It is a pleasure to follow the hon. Member for Crewe and Nantwich (Mrs. Dunwoody). Having heard that question, I wish her the best of luck in the forthcoming reshuffle. If the Minister will not answer questions from the respected Labour Chairman of the Home Affairs Committee, will he perhaps do me the courtesy of answering one from me instead? Is it the policy of the Government that criminal justice matters within the EU should remain subject to national veto, or are the Government countenancing downgrading that critical issue to qualified majority voting?

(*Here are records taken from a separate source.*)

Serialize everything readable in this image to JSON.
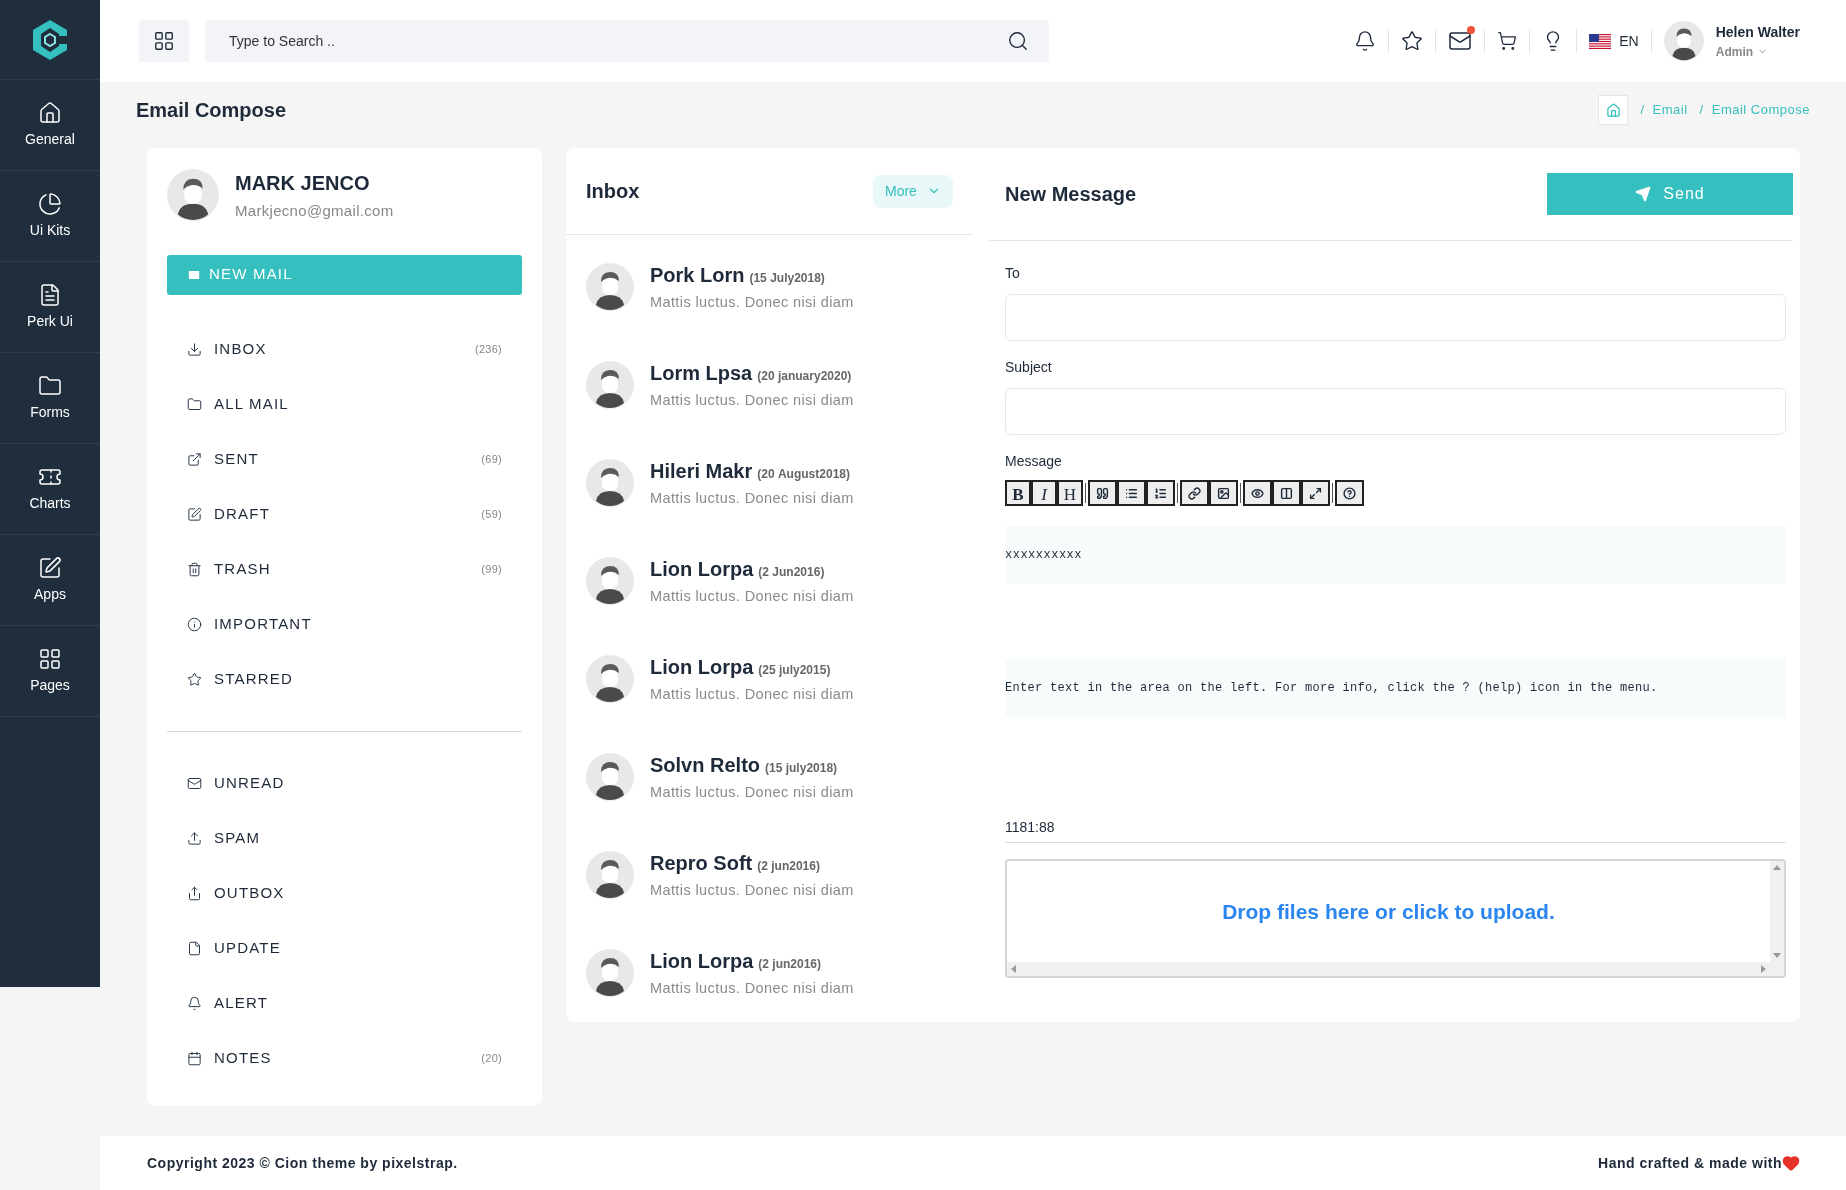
{
  "sidebar": {
    "items": [
      {
        "label": "General",
        "selected": false
      },
      {
        "label": "Ui Kits",
        "selected": false
      },
      {
        "label": "Perk Ui",
        "selected": false
      },
      {
        "label": "Forms",
        "selected": false
      },
      {
        "label": "Charts",
        "selected": false
      },
      {
        "label": "Apps",
        "selected": false
      },
      {
        "label": "Pages",
        "selected": false
      }
    ]
  },
  "header": {
    "search": {
      "placeholder": "Type to Search .."
    },
    "mail_unread": true,
    "language": "EN",
    "user": {
      "name": "Helen Walter",
      "role": "Admin"
    }
  },
  "page": {
    "title": "Email Compose",
    "breadcrumb": {
      "separator": "/",
      "items": [
        "Email",
        "Email Compose"
      ]
    }
  },
  "profile": {
    "name": "MARK JENCO",
    "email": "Markjecno@gmail.com",
    "new_mail": "NEW MAIL"
  },
  "folders": [
    {
      "label": "INBOX",
      "count": "(236)"
    },
    {
      "label": "ALL MAIL"
    },
    {
      "label": "SENT",
      "count": "(69)"
    },
    {
      "label": "DRAFT",
      "count": "(59)"
    },
    {
      "label": "TRASH",
      "count": "(99)"
    },
    {
      "label": "IMPORTANT"
    },
    {
      "label": "STARRED"
    }
  ],
  "labels": [
    {
      "label": "UNREAD"
    },
    {
      "label": "SPAM"
    },
    {
      "label": "OUTBOX"
    },
    {
      "label": "UPDATE"
    },
    {
      "label": "ALERT"
    },
    {
      "label": "NOTES",
      "count": "(20)"
    }
  ],
  "inbox": {
    "title": "Inbox",
    "more": "More",
    "mails": [
      {
        "sender": "Pork Lorn",
        "date": "(15 **July**2018)",
        "preview": "Mattis luctus. Donec nisi diam"
      },
      {
        "sender": "Lorm Lpsa",
        "date": "(20 **january**2020)",
        "preview": "Mattis luctus. Donec nisi diam"
      },
      {
        "sender": "Hileri Makr",
        "date": "(20 **August**2018)",
        "preview": "Mattis luctus. Donec nisi diam"
      },
      {
        "sender": "Lion Lorpa",
        "date": "(2 **Jun**2016)",
        "preview": "Mattis luctus. Donec nisi diam"
      },
      {
        "sender": "Lion Lorpa",
        "date": "(25 **july**2015)",
        "preview": "Mattis luctus. Donec nisi diam"
      },
      {
        "sender": "Solvn Relto",
        "date": "(15 **july**2018)",
        "preview": "Mattis luctus. Donec nisi diam"
      },
      {
        "sender": "Repro Soft",
        "date": "(2 **jun**2016)",
        "preview": "Mattis luctus. Donec nisi diam"
      },
      {
        "sender": "Lion Lorpa",
        "date": "(2 **jun**2016)",
        "preview": "Mattis luctus. Donec nisi diam"
      }
    ]
  },
  "compose": {
    "title": "New Message",
    "send": "Send",
    "to_label": "To",
    "subject_label": "Subject",
    "message_label": "Message",
    "toolbar_text": [
      "B",
      "I",
      "H"
    ],
    "editor_text": "xxxxxxxxxx",
    "preview_text": "Enter text in the area on the left. For more info, click the ? (help) icon in the menu.",
    "status": "1181:88",
    "dropzone": "Drop files here or click to upload."
  },
  "footer": {
    "copyright": "Copyright 2023 © Cion theme by pixelstrap.",
    "credit": "Hand crafted & made with"
  }
}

I begin by welcoming the hon. Gentleman to his new responsibilities. I note that his predecessor, the hon. Member for Altrincham and Sale, West (Mr. Brady), is sitting a few rows behind him. In giving him advice about the conduct of his new responsibilities, I am sure that his hon. Friend will encourage him to keep in step not only with the grass roots of the Conservative party but with the hokey cokey of the leadership too. I hope that he is able to do that while maintaining his vigorously anti-European sentiments.

On the question about the Home Affairs Committee, may I make clear to the House that I was not invited by that Committee to give evidence? Had it invited me, I would have been delighted to respond positively, as I did to the Foreign Affairs Committee when it invited me to give evidence. For the sake of historical accuracy, may I remind the House again that it was a Conservative Government who introduced the European competence in respect of home affairs and justice? Indeed, the right hon. Member for Richmond, Yorks (Mr. Hague) voted against a referendum on that issue. Obviously, the matter will have to be negotiated at the European Council.

BILL PRESENTED

Child Maintenance and Other Payments

Mr. Secretary Hutton, supported by the Prime Minister, Mr. Secretary Prescott, Mr. Chancellor of the Exchequer, Secretary John Reid, Mr. Secretary Hain, Secretary Alan Johnson and Mr. Secretary Alexander, presented a Bill to establish the Child Maintenance and Enforcement Commission; to amend the law relating to child support; to make provision about lump sum payments to or in respect of persons with diffuse mesothelioma; and for connected purposes: And the same was read the First time; and ordered to be read a Second time tomorrow, and to be printed. Explanatory notes to be printed. [Bill 118].